…Baha’u’llah set forth principles of guidance and teaching for economic readjustment. Regulations were revealed by Him which ensure the welfare of the commonwealth. As the rich man enjoys his life surrounded by ease and luxuries, so the poor man must, likewise, have a home and be provided with sustenance and comforts commensurate with his needs. This readjustment of the social economy is of the greatest importance inasmuch as it ensures the stability of the world of humanity; and until it is effected, happiness and prosperity are impossible. – Abdu’l-Baha, The Promulgation of Universal Peace, pp. 181-182.
How does a nation whose economic growth exceeds 7 percent a year allow for economic prosperity—without fueling the rising inequality between rich and poor? How does it connect with the global market system without losing its spiritual and social values?
These questions animated a recent symposium titled “Strengthening Local Economies for a Just Global Order,” held on 23 February at Devi Ahilya University in Indore, India.
Some 150 faculty and students participated in the event, organized by the Baha’i Chair for Studies in Development and the University’s School of Economics.
This dialogue on strengthening local economies, initiated some seven years ago, began when the Institute for Studies in Global Prosperity organized a series of seminars on science, religion, and development in India. In light of the growing concern in the country about the negative effects of globalization, particularly on rural populations, the Baha’i Chair in Indore has now devoted greater attention to local economies.
In her opening remarks, Dr. Shirin Mahalati, Head of the Baha’i Chair, stressed the need to avoid dichotomies on the question of globalization, where it is either rejected wholesale or blindly embraced with no thought of its effects. “We have to learn the balance of opening ourselves to the globe without losing all that we have that is precious,” she said.
A rich dialogue about various dimensions of social and economic development in India followed, focusing primarily on the question of local economies. Speakers discussed some of the challenges and shortcomings of the current approaches to globalization, and offered insights about various interventions that could assist India to navigate its path forward.

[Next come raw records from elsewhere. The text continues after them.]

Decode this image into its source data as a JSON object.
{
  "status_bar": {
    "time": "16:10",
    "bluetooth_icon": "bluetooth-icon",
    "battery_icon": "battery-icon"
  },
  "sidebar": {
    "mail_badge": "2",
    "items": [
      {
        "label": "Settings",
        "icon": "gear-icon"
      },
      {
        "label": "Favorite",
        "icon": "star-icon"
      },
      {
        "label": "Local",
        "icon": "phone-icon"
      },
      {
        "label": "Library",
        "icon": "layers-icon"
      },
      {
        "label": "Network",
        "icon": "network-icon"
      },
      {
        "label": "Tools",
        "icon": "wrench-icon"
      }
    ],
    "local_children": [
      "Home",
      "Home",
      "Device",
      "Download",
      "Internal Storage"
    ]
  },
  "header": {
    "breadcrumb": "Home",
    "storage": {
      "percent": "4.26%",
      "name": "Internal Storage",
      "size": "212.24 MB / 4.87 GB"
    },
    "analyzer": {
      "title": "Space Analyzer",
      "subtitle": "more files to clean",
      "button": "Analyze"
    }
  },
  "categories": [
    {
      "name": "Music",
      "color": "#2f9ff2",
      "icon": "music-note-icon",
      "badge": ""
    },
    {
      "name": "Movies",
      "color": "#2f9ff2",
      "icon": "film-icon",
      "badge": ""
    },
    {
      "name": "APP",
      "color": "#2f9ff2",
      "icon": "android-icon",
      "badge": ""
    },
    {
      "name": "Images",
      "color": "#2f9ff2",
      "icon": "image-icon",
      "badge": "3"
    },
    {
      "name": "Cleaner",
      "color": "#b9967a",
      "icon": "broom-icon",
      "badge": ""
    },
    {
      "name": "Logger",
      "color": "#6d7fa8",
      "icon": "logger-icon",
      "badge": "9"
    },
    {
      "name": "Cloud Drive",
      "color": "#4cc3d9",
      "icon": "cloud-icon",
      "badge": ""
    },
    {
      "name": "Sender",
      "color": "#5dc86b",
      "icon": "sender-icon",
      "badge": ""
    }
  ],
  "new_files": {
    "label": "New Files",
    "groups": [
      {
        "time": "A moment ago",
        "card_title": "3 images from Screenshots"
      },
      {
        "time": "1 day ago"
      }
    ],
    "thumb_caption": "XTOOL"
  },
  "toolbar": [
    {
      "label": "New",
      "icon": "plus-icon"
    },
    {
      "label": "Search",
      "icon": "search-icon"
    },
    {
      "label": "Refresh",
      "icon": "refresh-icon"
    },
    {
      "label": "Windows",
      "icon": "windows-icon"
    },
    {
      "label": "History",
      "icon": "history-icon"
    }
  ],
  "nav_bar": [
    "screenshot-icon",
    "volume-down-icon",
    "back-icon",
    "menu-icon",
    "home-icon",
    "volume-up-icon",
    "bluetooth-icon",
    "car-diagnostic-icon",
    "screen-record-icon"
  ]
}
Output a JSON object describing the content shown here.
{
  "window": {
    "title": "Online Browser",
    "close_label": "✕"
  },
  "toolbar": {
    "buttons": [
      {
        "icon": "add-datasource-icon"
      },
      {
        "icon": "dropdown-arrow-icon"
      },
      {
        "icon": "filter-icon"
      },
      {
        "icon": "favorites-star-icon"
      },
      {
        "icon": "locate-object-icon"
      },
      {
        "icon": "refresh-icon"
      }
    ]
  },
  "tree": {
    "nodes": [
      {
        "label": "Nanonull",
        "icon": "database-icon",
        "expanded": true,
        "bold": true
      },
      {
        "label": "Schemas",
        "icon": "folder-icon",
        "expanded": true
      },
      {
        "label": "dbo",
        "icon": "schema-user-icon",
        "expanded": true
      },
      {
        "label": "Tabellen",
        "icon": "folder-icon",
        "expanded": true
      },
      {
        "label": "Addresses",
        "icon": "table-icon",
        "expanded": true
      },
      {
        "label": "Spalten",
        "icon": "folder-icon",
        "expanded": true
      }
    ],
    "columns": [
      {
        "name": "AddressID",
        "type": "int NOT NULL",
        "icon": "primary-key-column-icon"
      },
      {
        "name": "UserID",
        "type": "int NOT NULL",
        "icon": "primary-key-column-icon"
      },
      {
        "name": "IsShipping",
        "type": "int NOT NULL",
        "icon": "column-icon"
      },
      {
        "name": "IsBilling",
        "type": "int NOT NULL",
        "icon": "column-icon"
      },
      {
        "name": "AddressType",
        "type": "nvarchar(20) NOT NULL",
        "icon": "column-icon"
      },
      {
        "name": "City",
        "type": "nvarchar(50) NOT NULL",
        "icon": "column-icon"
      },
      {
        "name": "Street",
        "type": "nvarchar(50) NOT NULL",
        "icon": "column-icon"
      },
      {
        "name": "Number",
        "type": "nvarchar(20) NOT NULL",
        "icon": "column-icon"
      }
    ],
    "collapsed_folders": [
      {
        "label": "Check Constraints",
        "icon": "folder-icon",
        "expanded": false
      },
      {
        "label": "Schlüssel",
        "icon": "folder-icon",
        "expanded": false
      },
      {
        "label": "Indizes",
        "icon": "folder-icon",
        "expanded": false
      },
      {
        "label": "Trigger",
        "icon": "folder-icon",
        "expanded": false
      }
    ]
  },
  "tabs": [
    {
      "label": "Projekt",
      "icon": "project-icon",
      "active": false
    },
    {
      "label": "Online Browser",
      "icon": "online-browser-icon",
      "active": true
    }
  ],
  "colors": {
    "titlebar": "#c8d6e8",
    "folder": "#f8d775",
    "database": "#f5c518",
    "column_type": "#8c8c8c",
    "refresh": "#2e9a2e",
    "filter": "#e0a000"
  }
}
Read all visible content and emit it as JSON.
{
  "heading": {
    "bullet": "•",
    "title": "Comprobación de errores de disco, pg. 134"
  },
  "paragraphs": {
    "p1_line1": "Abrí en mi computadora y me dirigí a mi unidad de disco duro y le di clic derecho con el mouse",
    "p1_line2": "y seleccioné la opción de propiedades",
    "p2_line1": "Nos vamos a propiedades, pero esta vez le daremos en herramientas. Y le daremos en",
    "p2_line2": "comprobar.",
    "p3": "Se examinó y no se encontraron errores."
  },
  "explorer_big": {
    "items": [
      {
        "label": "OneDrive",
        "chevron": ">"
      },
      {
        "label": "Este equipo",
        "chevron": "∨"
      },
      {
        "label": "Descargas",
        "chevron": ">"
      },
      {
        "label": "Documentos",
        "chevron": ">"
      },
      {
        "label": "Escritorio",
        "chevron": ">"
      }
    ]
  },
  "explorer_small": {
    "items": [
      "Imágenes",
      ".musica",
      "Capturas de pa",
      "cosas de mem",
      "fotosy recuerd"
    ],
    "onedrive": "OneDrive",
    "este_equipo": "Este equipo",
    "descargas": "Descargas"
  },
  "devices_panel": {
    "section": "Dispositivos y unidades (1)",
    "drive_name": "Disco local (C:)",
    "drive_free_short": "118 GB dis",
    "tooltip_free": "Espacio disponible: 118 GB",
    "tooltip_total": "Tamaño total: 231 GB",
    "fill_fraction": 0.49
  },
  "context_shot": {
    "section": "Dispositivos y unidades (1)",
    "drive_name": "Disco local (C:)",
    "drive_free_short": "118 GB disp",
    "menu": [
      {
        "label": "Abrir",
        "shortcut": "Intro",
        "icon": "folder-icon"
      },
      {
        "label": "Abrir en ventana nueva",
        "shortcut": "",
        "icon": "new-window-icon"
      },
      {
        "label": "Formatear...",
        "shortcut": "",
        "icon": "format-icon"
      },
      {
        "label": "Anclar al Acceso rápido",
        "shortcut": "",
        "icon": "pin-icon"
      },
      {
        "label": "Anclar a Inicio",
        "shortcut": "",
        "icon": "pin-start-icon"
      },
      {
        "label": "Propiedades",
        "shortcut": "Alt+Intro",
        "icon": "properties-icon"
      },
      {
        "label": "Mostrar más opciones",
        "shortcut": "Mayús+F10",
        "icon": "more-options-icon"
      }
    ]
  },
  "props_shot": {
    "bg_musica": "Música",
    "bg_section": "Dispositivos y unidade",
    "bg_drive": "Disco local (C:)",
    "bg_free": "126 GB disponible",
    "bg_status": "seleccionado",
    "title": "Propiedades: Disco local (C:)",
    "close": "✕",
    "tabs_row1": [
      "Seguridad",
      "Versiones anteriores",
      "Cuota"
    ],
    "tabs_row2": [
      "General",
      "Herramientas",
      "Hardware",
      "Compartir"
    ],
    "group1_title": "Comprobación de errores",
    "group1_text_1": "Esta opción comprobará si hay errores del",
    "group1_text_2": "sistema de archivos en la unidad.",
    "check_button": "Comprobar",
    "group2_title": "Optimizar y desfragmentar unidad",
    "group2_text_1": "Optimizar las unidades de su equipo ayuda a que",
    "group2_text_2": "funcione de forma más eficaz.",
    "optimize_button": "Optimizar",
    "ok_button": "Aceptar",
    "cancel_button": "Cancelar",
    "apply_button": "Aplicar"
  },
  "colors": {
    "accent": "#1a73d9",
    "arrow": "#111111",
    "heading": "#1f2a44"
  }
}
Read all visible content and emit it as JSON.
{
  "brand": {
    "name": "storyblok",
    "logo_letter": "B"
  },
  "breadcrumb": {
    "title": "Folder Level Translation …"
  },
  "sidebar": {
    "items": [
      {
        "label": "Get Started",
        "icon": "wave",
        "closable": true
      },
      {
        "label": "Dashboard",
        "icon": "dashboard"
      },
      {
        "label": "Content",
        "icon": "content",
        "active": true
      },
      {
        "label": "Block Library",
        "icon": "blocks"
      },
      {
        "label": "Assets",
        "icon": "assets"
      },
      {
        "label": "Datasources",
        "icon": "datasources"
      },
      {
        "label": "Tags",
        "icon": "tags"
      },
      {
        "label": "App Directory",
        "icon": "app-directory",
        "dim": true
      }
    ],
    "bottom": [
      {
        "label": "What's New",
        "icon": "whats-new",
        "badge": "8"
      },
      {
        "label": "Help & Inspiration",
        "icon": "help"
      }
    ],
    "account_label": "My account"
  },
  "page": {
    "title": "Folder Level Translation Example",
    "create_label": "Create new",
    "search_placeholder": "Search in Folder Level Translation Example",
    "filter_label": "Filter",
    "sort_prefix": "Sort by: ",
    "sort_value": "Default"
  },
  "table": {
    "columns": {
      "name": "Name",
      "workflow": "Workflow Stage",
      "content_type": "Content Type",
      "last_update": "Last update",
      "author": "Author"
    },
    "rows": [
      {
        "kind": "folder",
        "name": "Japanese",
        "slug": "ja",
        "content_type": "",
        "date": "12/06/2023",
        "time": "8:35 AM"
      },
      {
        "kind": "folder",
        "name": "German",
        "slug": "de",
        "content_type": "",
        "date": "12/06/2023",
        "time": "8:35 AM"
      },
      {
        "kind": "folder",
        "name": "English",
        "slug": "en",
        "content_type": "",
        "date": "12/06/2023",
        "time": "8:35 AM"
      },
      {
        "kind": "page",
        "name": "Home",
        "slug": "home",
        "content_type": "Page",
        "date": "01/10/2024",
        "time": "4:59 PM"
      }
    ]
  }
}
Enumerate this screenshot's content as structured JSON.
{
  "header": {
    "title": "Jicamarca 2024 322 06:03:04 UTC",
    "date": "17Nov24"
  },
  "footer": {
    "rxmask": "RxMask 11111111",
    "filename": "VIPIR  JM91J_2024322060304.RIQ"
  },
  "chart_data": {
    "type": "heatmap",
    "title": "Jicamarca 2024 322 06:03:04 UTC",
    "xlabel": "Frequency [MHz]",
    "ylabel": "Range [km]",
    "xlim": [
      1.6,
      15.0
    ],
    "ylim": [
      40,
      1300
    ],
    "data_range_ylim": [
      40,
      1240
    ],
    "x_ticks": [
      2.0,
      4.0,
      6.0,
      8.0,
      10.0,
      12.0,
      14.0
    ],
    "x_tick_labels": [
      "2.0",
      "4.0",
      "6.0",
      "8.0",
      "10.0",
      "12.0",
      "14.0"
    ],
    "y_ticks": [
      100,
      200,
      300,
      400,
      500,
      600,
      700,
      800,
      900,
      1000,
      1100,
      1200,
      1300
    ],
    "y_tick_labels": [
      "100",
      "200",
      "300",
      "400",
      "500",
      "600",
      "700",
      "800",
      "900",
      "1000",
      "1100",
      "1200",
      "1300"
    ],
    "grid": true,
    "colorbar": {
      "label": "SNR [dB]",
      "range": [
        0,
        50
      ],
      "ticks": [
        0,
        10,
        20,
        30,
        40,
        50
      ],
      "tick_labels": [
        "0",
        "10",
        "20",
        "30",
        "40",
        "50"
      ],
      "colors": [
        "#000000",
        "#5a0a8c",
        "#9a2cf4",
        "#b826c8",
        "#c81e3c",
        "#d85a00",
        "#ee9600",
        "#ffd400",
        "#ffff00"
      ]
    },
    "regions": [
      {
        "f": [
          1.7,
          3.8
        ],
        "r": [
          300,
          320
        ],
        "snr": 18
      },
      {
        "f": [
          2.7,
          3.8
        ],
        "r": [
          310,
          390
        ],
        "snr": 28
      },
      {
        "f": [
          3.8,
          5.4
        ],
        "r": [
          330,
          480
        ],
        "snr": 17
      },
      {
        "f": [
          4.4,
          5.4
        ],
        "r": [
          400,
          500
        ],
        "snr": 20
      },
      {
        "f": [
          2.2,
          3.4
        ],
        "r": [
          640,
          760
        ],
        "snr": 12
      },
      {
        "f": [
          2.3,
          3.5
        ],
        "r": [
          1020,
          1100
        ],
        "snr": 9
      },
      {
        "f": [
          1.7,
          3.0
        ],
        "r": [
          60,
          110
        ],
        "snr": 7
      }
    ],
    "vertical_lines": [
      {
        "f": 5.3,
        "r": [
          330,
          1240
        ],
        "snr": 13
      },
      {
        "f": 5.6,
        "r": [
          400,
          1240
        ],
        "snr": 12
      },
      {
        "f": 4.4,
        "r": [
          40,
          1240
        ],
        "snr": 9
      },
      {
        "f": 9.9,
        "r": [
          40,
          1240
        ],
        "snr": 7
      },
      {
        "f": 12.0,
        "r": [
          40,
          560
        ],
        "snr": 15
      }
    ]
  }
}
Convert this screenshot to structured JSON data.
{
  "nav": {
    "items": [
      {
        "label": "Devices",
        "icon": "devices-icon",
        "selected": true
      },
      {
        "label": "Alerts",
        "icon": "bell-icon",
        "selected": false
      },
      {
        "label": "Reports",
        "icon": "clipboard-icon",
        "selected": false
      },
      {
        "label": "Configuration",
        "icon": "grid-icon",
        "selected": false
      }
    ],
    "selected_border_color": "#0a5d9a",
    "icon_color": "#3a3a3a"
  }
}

The keynote speaker, the well-known Indian economist Amitabh Kundu, emphasized the need to strengthen local and regional economies as a response to the growing inequality and ecological degradation that India faces as its doors open to the global market.
Kundu also proposed that thinking at the level of local economies can help India find creative solutions to dealing with the challenge of sustaining economic growth, while at the same time controlling carbon emissions. “We need a paradigm shift that involves changes in lifestyles and production processes, and this will require interventions to strengthen the local economy.”
Arash Fazli, a researcher with the Institute for Studies in Global Prosperity and collaborator with the Baha’i Chair, addressed the opportunity to learn about new economic approaches at the village level.
“Village economies have their own logic that allows certain features of the community to be maintained—for example, the relationship to nature and social cohesion,” he said. “We need to draw on both modern and traditional systems, without imitating the former or romanticizing the latter.
“When village economies develop, why must they be limited to either capitalist or socialist models? We are seeking to forge new patterns and new models.”
The University’s Dean of Social Sciences, Dr. Kanhaiya Ahuja, emphasized the need for economic models that would reinforce the values of community life, such as compassion, contentment, cooperation, justice, and a sense of duty towards the common good. “Unfortunately,” he mentioned, “at present economic growth is being driven by consumerism and competition that are destroying these values.”
Speakers also discussed the need for balanced and just economic growth, viewing development within a broader vision of the spiritual and material prosperity of humanity.
“Economic models today give humanity a very limited range of options in explaining human behavior,” Dr. Fazli said. “One is to explain it in terms of greed, self-interest, and profit motive. The other is to say that the only way to organize society is to have absolute equality. The path to move past these limitations is becoming clearer.
“We have to account for people’s own sense of themselves as being more than material beings, more than just highly intelligent animals. We have to learn about and develop models—inspired by a more holistic sense of the human being—that can explain behavior. These models don’t currently exist.”
“Focusing on economic activity at the local level allows a population to learn to modernize collectively and in a consultative manner so that values the community holds dear are not sacrificed by blindly adopting external models,” stated Dr. Fazli. “An active process of learning is under way at the level of villages and localities as they apply certain economic and spiritual principles with the aim of achieving prosperity in the whole sense of the word. This is a process that can gain in strength day after day.”